**INSTRUCTIONS FOR THE TASK**
Please return every record exactly, with no pictures included.

** Opening DATA RECORDS block **

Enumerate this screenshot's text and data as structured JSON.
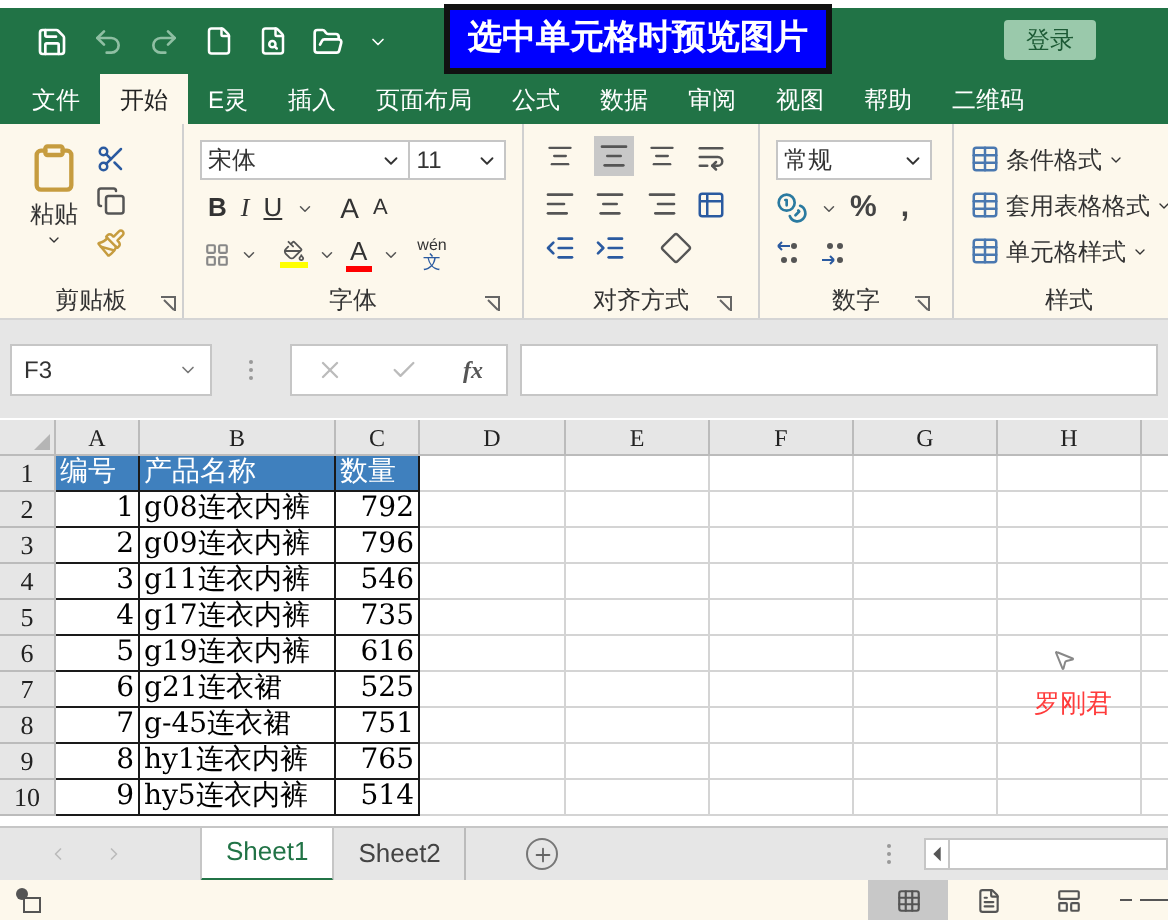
{
  "title_overlay": "选中单元格时预览图片",
  "login_button": "登录",
  "tabs": [
    {
      "label": "文件",
      "selected": false
    },
    {
      "label": "开始",
      "selected": true
    },
    {
      "label": "E灵",
      "selected": false
    },
    {
      "label": "插入",
      "selected": false
    },
    {
      "label": "页面布局",
      "selected": false
    },
    {
      "label": "公式",
      "selected": false
    },
    {
      "label": "数据",
      "selected": false
    },
    {
      "label": "审阅",
      "selected": false
    },
    {
      "label": "视图",
      "selected": false
    },
    {
      "label": "帮助",
      "selected": false
    },
    {
      "label": "二维码",
      "selected": false
    }
  ],
  "ribbon": {
    "clipboard": {
      "paste": "粘贴",
      "label": "剪贴板"
    },
    "font": {
      "font_name": "宋体",
      "font_size": "11",
      "bold": "B",
      "italic": "I",
      "underline": "U",
      "grow": "A",
      "shrink": "A",
      "font_color": "A",
      "phonetic_top": "wén",
      "phonetic_bottom": "文",
      "label": "字体"
    },
    "alignment": {
      "label": "对齐方式"
    },
    "number": {
      "format": "常规",
      "percent": "%",
      "comma": ",",
      "label": "数字"
    },
    "styles": {
      "items": [
        "条件格式",
        "套用表格格式",
        "单元格样式"
      ],
      "label": "样式"
    }
  },
  "name_box": "F3",
  "fx": "fx",
  "sheet": {
    "columns": [
      "A",
      "B",
      "C",
      "D",
      "E",
      "F",
      "G",
      "H"
    ],
    "rows": [
      {
        "number": "1",
        "header": true,
        "cells": [
          "编号",
          "产品名称",
          "数量"
        ]
      },
      {
        "number": "2",
        "header": false,
        "cells": [
          "1",
          "g08连衣内裤",
          "792"
        ]
      },
      {
        "number": "3",
        "header": false,
        "cells": [
          "2",
          "g09连衣内裤",
          "796"
        ]
      },
      {
        "number": "4",
        "header": false,
        "cells": [
          "3",
          "g11连衣内裤",
          "546"
        ]
      },
      {
        "number": "5",
        "header": false,
        "cells": [
          "4",
          "g17连衣内裤",
          "735"
        ]
      },
      {
        "number": "6",
        "header": false,
        "cells": [
          "5",
          "g19连衣内裤",
          "616"
        ]
      },
      {
        "number": "7",
        "header": false,
        "cells": [
          "6",
          "g21连衣裙",
          "525"
        ]
      },
      {
        "number": "8",
        "header": false,
        "cells": [
          "7",
          "g-45连衣裙",
          "751"
        ]
      },
      {
        "number": "9",
        "header": false,
        "cells": [
          "8",
          "hy1连衣内裤",
          "765"
        ]
      },
      {
        "number": "10",
        "header": false,
        "cells": [
          "9",
          "hy5连衣内裤",
          "514"
        ]
      }
    ],
    "signature": "罗刚君"
  },
  "sheet_tabs": [
    {
      "label": "Sheet1",
      "selected": true
    },
    {
      "label": "Sheet2",
      "selected": false
    }
  ]
}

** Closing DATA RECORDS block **

**YOUR SOLUTION**
Enumerate this screenshot's text and data as structured JSON.
{
  "title_overlay": "选中单元格时预览图片",
  "login_button": "登录",
  "tabs": [
    {
      "label": "文件",
      "selected": false
    },
    {
      "label": "开始",
      "selected": true
    },
    {
      "label": "E灵",
      "selected": false
    },
    {
      "label": "插入",
      "selected": false
    },
    {
      "label": "页面布局",
      "selected": false
    },
    {
      "label": "公式",
      "selected": false
    },
    {
      "label": "数据",
      "selected": false
    },
    {
      "label": "审阅",
      "selected": false
    },
    {
      "label": "视图",
      "selected": false
    },
    {
      "label": "帮助",
      "selected": false
    },
    {
      "label": "二维码",
      "selected": false
    }
  ],
  "ribbon": {
    "clipboard": {
      "paste": "粘贴",
      "label": "剪贴板"
    },
    "font": {
      "font_name": "宋体",
      "font_size": "11",
      "bold": "B",
      "italic": "I",
      "underline": "U",
      "grow": "A",
      "shrink": "A",
      "font_color": "A",
      "phonetic_top": "wén",
      "phonetic_bottom": "文",
      "label": "字体"
    },
    "alignment": {
      "label": "对齐方式"
    },
    "number": {
      "format": "常规",
      "percent": "%",
      "comma": ",",
      "label": "数字"
    },
    "styles": {
      "items": [
        "条件格式",
        "套用表格格式",
        "单元格样式"
      ],
      "label": "样式"
    }
  },
  "name_box": "F3",
  "fx": "fx",
  "sheet": {
    "columns": [
      "A",
      "B",
      "C",
      "D",
      "E",
      "F",
      "G",
      "H"
    ],
    "rows": [
      {
        "number": "1",
        "header": true,
        "cells": [
          "编号",
          "产品名称",
          "数量"
        ]
      },
      {
        "number": "2",
        "header": false,
        "cells": [
          "1",
          "g08连衣内裤",
          "792"
        ]
      },
      {
        "number": "3",
        "header": false,
        "cells": [
          "2",
          "g09连衣内裤",
          "796"
        ]
      },
      {
        "number": "4",
        "header": false,
        "cells": [
          "3",
          "g11连衣内裤",
          "546"
        ]
      },
      {
        "number": "5",
        "header": false,
        "cells": [
          "4",
          "g17连衣内裤",
          "735"
        ]
      },
      {
        "number": "6",
        "header": false,
        "cells": [
          "5",
          "g19连衣内裤",
          "616"
        ]
      },
      {
        "number": "7",
        "header": false,
        "cells": [
          "6",
          "g21连衣裙",
          "525"
        ]
      },
      {
        "number": "8",
        "header": false,
        "cells": [
          "7",
          "g-45连衣裙",
          "751"
        ]
      },
      {
        "number": "9",
        "header": false,
        "cells": [
          "8",
          "hy1连衣内裤",
          "765"
        ]
      },
      {
        "number": "10",
        "header": false,
        "cells": [
          "9",
          "hy5连衣内裤",
          "514"
        ]
      }
    ],
    "signature": "罗刚君"
  },
  "sheet_tabs": [
    {
      "label": "Sheet1",
      "selected": true
    },
    {
      "label": "Sheet2",
      "selected": false
    }
  ]
}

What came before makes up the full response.